**Required work**
Read the records and gather each line that includes "this".

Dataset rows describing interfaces
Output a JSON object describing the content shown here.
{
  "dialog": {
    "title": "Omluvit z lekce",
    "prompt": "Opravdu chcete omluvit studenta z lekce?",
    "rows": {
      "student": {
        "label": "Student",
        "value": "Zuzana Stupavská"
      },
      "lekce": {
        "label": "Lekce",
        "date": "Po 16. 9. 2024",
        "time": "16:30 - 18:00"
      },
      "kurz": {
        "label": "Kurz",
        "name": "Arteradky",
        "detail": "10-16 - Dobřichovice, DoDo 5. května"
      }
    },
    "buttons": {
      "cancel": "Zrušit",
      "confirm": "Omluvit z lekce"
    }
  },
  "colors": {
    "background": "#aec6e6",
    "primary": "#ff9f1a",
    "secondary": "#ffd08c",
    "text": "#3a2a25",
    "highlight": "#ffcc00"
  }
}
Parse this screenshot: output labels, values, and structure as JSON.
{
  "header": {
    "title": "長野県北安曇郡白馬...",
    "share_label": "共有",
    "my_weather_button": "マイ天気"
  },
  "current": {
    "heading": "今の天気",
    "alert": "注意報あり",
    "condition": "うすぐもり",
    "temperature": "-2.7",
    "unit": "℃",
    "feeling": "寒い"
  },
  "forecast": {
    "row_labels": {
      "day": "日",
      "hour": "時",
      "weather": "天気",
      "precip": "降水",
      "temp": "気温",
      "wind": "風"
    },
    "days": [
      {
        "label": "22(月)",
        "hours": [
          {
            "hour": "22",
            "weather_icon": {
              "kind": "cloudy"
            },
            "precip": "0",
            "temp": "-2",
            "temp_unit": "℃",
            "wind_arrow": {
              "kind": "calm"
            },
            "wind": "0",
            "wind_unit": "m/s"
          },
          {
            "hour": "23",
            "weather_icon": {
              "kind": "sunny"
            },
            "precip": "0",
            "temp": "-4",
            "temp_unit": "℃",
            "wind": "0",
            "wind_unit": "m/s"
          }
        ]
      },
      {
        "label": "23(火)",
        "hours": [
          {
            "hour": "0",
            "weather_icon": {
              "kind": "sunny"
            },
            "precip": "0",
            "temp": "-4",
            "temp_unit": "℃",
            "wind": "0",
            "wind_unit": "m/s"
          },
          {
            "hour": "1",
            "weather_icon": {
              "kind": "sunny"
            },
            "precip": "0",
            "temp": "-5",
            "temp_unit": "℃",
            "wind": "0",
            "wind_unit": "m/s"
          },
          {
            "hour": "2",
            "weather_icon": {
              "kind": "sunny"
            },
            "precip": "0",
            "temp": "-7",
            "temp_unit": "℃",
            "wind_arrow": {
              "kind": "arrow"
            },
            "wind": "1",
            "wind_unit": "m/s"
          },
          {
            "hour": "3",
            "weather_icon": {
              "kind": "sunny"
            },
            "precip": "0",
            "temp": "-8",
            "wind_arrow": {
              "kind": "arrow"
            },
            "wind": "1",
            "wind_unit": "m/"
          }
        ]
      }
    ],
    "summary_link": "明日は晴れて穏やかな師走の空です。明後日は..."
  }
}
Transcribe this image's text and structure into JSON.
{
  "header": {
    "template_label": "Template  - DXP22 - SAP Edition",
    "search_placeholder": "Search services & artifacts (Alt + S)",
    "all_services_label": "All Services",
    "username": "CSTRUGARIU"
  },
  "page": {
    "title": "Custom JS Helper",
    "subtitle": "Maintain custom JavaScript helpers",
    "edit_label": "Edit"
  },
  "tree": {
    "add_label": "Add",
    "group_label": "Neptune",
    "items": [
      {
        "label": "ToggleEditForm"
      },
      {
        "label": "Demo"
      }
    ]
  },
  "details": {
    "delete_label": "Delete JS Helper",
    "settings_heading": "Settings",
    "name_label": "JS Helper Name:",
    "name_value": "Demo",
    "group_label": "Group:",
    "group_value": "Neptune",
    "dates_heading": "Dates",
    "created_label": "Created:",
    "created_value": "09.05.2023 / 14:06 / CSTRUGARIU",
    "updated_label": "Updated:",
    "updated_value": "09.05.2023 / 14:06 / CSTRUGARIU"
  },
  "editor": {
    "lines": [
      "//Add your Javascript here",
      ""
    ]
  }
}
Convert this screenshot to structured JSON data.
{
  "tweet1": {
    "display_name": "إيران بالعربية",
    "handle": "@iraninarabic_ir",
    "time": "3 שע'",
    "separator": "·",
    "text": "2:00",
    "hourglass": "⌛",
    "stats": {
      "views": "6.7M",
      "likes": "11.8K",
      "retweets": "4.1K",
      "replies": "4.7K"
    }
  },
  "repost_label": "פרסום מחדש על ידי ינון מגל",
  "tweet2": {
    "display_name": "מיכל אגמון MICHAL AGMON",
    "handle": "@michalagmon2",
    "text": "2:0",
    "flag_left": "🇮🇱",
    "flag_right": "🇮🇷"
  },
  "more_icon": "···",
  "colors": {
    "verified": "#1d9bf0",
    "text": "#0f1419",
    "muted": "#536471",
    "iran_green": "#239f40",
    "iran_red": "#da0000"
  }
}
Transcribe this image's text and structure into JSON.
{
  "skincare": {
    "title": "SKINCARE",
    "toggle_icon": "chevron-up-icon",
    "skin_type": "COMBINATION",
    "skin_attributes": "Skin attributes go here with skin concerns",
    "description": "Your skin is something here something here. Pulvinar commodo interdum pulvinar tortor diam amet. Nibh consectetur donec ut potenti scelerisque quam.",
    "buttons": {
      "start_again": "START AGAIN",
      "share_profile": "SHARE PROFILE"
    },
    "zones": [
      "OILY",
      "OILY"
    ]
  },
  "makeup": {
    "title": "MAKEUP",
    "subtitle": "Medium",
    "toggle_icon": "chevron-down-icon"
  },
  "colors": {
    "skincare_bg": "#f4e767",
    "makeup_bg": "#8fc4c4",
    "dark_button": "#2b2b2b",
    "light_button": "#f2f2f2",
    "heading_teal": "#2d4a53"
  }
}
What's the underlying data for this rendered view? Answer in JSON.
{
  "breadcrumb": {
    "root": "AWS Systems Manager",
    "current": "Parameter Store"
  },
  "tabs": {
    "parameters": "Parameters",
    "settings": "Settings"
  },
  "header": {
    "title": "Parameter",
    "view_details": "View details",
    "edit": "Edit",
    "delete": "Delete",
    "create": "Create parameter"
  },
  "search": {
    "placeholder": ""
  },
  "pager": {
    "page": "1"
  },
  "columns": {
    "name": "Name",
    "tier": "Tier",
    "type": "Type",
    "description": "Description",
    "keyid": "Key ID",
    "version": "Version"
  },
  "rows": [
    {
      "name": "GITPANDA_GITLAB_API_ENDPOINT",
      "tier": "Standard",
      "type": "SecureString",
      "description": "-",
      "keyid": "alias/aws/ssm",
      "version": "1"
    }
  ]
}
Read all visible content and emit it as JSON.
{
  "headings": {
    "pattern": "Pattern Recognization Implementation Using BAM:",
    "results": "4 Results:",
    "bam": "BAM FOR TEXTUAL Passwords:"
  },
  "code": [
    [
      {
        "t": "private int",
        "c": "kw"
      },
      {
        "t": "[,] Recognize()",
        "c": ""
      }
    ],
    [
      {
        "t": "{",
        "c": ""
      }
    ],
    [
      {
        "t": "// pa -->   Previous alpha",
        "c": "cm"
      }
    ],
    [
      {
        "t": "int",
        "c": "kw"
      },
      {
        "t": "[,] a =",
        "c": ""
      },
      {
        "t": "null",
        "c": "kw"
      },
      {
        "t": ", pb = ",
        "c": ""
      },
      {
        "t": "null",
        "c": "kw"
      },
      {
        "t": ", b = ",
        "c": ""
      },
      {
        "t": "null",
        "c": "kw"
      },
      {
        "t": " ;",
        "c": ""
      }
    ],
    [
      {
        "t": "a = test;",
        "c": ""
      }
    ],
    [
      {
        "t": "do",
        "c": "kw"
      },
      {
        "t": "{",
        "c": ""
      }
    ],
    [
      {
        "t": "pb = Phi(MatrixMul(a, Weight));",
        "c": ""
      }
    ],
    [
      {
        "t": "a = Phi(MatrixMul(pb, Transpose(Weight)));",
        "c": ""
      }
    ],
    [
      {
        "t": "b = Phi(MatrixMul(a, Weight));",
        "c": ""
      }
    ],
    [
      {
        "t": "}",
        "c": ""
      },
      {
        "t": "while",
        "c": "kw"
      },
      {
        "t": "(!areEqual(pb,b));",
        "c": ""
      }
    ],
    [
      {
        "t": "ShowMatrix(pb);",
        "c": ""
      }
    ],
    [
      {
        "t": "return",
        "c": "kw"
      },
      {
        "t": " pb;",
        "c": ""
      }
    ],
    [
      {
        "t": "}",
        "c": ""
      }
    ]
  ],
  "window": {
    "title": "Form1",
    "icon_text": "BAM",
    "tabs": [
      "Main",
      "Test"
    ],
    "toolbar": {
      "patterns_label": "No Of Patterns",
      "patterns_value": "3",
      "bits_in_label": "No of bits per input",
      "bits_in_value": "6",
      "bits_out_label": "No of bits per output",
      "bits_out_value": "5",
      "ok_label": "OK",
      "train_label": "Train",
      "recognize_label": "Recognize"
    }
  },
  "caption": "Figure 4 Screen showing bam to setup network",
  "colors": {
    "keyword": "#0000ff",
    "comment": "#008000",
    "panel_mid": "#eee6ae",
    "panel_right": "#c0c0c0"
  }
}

**Exercise output**
Parse this screenshot: output labels, values, and structure as JSON.
Transcribe this image's text and structure into JSON.
Convert this screenshot to structured JSON data.
Transcribe this image's text and structure into JSON.
What's the underlying data for this rendered view? Answer in JSON.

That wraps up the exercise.